If we go back in time to around 200 Million Years Ago (Ma)—the late Triassic Period—the Earth would have been comprised of one giant continent, or super-continent, and one giant ocean, or super-ocean. The super-continent was known as Pangea and the super-ocean Panthalassa. These two features existed for millions of years. However prior to their existence, they were probably split into a number of continents and oceans (most likely in a different configuration than today.
About 180 Ma, during the Jurassic Period, Pangea started to break up. Initially two new super-continents were formed. Laurasia was comprised of what we know today as the northern hemisphere continents (Europe, Asia and North America), whereas Gondwana was comprised of the continents of Australia, Antarctica, South America and Africa as well as India. Since that time the continents have continually moved to reach the locations that they are found in today. Use the interactive animation below to see how the plates have moved around.
Figure 2: An interactive display showing the movement of the continents over geological time. To start the animation, click and hold below the 210 million years ago label (210ma), then drag the bar along the timeline. Adapted from Williams et al. (1998, p. 13).
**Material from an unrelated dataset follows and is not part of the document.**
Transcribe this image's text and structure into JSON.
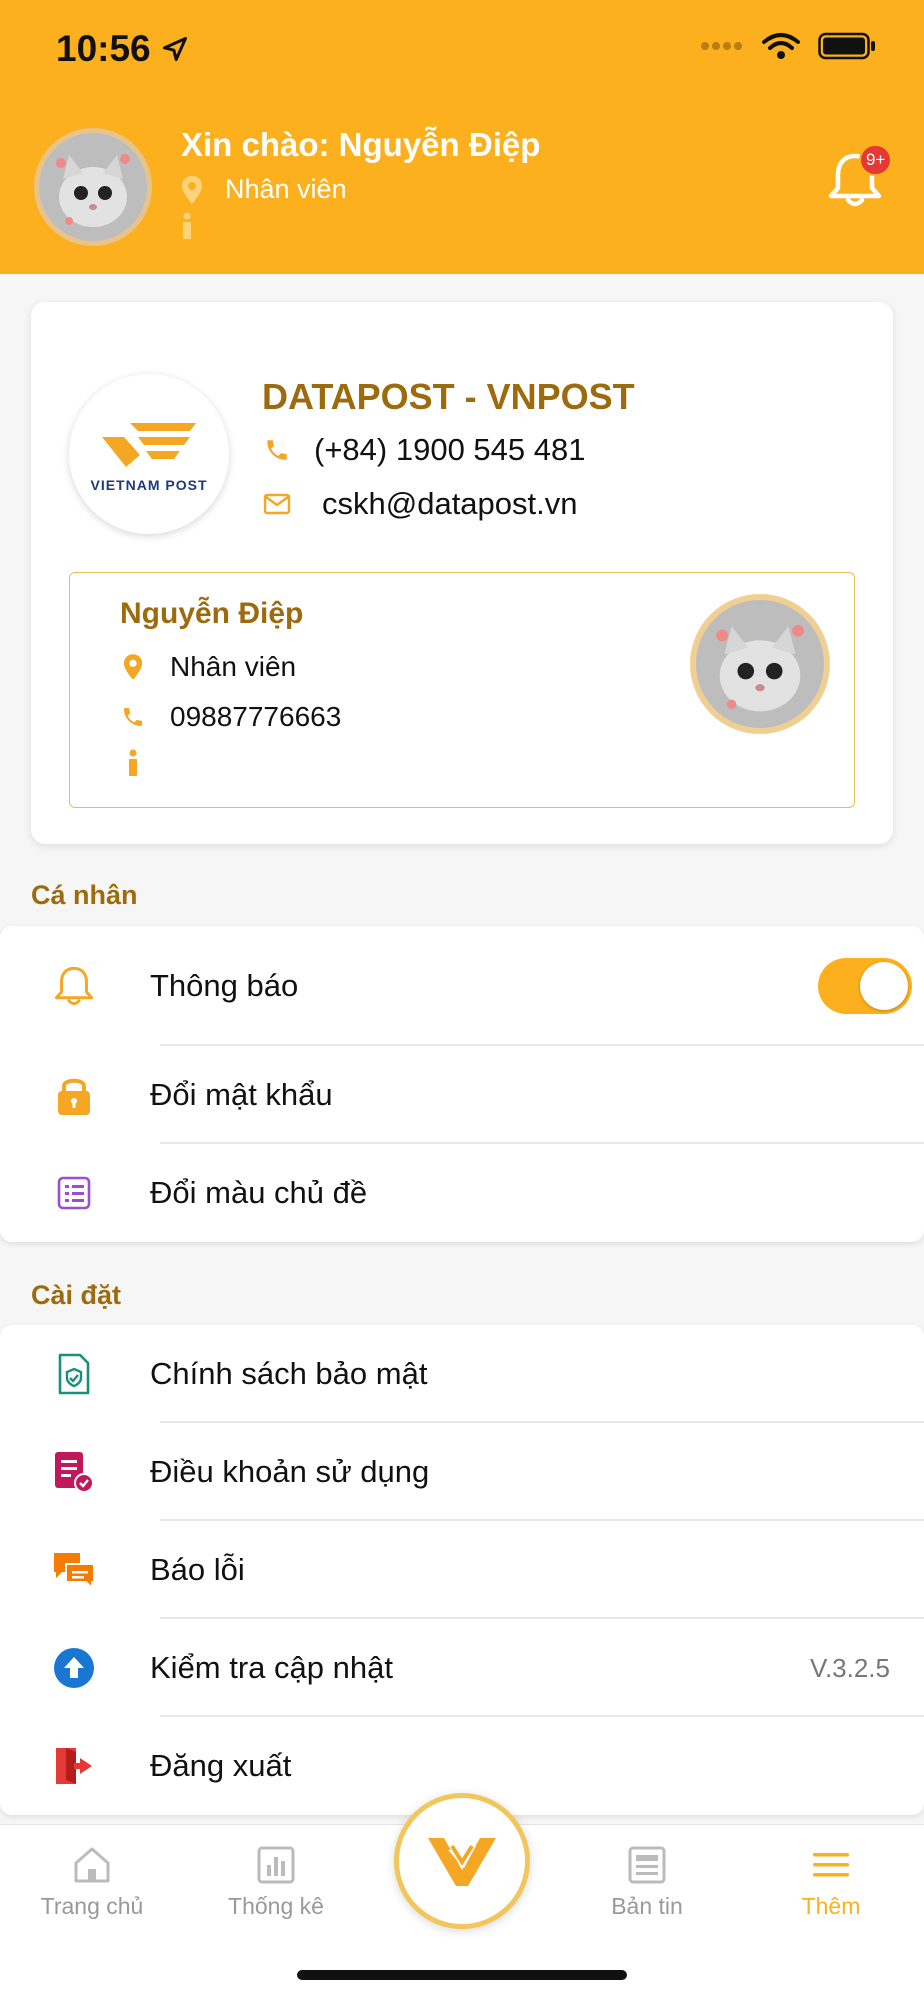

Throughout this period, due to the reconfiguration of the continents and oceans, global atmospheric and oceanic circulation patterns have changed. This in turn has led to significant climate change. Not only has the re-arrangement of the oceans and continents caused climate change but, as noted elsewhere in this module, there is evidence to support climate change from a range of other causes. The following four sub-sections look at how the reconfiguration of the oceans and continents has initiated climate change.